= Work to be completed =
Set down each entry exactly as it stands, without altering a single character.

= Records for the task =
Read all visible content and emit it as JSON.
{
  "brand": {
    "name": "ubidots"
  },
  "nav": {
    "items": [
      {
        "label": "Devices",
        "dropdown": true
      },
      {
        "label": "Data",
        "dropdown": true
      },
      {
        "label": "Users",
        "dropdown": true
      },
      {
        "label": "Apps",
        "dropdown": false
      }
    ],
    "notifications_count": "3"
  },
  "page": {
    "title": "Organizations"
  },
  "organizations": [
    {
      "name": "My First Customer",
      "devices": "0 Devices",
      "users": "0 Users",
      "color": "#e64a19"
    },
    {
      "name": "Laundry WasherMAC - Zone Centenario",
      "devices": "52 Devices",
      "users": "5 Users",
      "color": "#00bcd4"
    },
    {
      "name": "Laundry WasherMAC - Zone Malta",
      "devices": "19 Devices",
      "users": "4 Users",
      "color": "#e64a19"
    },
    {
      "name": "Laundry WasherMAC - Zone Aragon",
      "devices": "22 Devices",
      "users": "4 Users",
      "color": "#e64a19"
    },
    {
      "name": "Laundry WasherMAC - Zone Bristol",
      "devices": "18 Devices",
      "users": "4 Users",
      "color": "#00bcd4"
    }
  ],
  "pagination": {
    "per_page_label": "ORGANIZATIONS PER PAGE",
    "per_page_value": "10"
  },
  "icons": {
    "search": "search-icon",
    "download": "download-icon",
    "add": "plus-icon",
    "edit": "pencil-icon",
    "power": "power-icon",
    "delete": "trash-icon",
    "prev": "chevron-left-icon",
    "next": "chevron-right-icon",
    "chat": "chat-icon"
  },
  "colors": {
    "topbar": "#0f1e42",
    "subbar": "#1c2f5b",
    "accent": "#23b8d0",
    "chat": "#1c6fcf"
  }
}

= Answer area =
Read all visible content and emit it as JSON.
{
  "brand": {
    "name": "ubidots"
  },
  "nav": {
    "items": [
      {
        "label": "Devices",
        "dropdown": true
      },
      {
        "label": "Data",
        "dropdown": true
      },
      {
        "label": "Users",
        "dropdown": true
      },
      {
        "label": "Apps",
        "dropdown": false
      }
    ],
    "notifications_count": "3"
  },
  "page": {
    "title": "Organizations"
  },
  "organizations": [
    {
      "name": "My First Customer",
      "devices": "0 Devices",
      "users": "0 Users",
      "color": "#e64a19"
    },
    {
      "name": "Laundry WasherMAC - Zone Centenario",
      "devices": "52 Devices",
      "users": "5 Users",
      "color": "#00bcd4"
    },
    {
      "name": "Laundry WasherMAC - Zone Malta",
      "devices": "19 Devices",
      "users": "4 Users",
      "color": "#e64a19"
    },
    {
      "name": "Laundry WasherMAC - Zone Aragon",
      "devices": "22 Devices",
      "users": "4 Users",
      "color": "#e64a19"
    },
    {
      "name": "Laundry WasherMAC - Zone Bristol",
      "devices": "18 Devices",
      "users": "4 Users",
      "color": "#00bcd4"
    }
  ],
  "pagination": {
    "per_page_label": "ORGANIZATIONS PER PAGE",
    "per_page_value": "10"
  },
  "icons": {
    "search": "search-icon",
    "download": "download-icon",
    "add": "plus-icon",
    "edit": "pencil-icon",
    "power": "power-icon",
    "delete": "trash-icon",
    "prev": "chevron-left-icon",
    "next": "chevron-right-icon",
    "chat": "chat-icon"
  },
  "colors": {
    "topbar": "#0f1e42",
    "subbar": "#1c2f5b",
    "accent": "#23b8d0",
    "chat": "#1c6fcf"
  }
}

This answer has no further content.